Queen Maria I's reign was marked by political and social challenges. Portugal faced conflicts, economic instability, and the devastating earthquake of 1755 that ravaged Lisbon. The queen's devout Catholic beliefs and mental health issues influenced her decision-making, leading to a period of absolutism and religious conservatism.

Despite the political turbulence, Queen Mary I was a passionate patron of the arts and culture. She fostered the development of literature, music, and the visual arts, contributing to Lisbon's cultural renaissance. Notably, she supported renowned Portuguese artists, composers, and writers, including the likes of João Domingos Bomtempo, Pedro Alexandrino de Carvalho, and Francisco Manuel do Nascimento.

Queen Mary I had a profound impact on the architectural landscape of Lisbon. She commissioned the construction and expansion of the Royal Palace (Palácio da Ajuda) in Lisbon, which became her principal residence and a testament to her love for the city.
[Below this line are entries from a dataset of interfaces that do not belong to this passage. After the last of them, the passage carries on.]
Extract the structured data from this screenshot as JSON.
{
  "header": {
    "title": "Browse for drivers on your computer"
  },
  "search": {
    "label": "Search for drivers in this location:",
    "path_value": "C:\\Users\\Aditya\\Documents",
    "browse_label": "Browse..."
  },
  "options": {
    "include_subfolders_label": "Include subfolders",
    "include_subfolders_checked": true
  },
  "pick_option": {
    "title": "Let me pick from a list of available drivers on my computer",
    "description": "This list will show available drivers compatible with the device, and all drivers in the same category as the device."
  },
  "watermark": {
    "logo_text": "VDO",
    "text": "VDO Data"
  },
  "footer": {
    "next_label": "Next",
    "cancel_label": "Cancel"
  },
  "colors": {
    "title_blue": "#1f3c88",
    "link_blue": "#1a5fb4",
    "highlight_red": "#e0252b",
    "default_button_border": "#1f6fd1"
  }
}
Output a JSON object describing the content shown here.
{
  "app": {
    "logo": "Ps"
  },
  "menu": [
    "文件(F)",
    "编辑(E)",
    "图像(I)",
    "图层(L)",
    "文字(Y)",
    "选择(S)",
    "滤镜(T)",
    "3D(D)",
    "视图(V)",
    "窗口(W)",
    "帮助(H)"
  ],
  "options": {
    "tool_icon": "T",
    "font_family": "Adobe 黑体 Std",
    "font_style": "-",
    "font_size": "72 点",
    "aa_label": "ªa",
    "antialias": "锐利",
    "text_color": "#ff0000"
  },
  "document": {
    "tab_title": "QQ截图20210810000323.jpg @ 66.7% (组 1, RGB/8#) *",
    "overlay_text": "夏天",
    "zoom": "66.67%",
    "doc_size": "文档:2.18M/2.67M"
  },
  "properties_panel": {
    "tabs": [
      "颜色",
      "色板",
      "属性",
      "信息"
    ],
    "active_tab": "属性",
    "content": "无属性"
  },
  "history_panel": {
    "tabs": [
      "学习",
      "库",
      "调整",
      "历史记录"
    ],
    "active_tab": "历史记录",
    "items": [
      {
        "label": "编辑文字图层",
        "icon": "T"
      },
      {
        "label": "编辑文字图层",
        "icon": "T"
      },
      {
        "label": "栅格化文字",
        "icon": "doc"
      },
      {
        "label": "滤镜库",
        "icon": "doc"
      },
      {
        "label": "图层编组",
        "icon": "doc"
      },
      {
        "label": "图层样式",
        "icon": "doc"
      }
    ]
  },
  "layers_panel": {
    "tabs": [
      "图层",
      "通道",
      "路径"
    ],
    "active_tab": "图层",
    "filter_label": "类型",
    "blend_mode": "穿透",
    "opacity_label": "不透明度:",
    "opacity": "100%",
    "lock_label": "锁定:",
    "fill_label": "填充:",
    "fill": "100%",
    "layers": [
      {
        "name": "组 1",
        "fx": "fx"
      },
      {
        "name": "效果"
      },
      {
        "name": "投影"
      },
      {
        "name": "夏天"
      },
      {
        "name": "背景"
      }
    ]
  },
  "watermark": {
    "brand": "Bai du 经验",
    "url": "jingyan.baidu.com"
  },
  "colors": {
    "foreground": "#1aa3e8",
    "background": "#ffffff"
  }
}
Today, the Ajuda National Palace stands as a magnificent architectural gem, showcasing the opulence and grandeur of her reign. Recommends

Throughout her reign, Queen Mary I focused on urban development, improving Lisbon's infrastructure, and enhancing public spaces. She invested in the construction and renovation of streets, squares, and monuments, leaving a lasting legacy that still shapes the city today. Notable landmarks associated with her reign include the Rossio Square and the Estrela Basilica.

Queen Maria I's reign ended in 1816, and she was succeeded by her son, John VI. Despite her controversial decisions, her legacy endures. She is remembered for her patronage of the arts, contributions to cultural development, and her love for Lisbon. Her devotion to Catholicism and her pious nature had a lasting impact on Portuguese society and influenced the city's religious landscape.

Queen Mary I of Portugal played a significant role in the history of Lisbon. Despite the challenges she faced during her reign, she left an enduring legacy in the city through her patronage of the arts, architectural contributions, and urban development. Today, her impact can still be seen and felt, reminding us of the remarkable queen who left an indelible mark on the heart of Lisbon.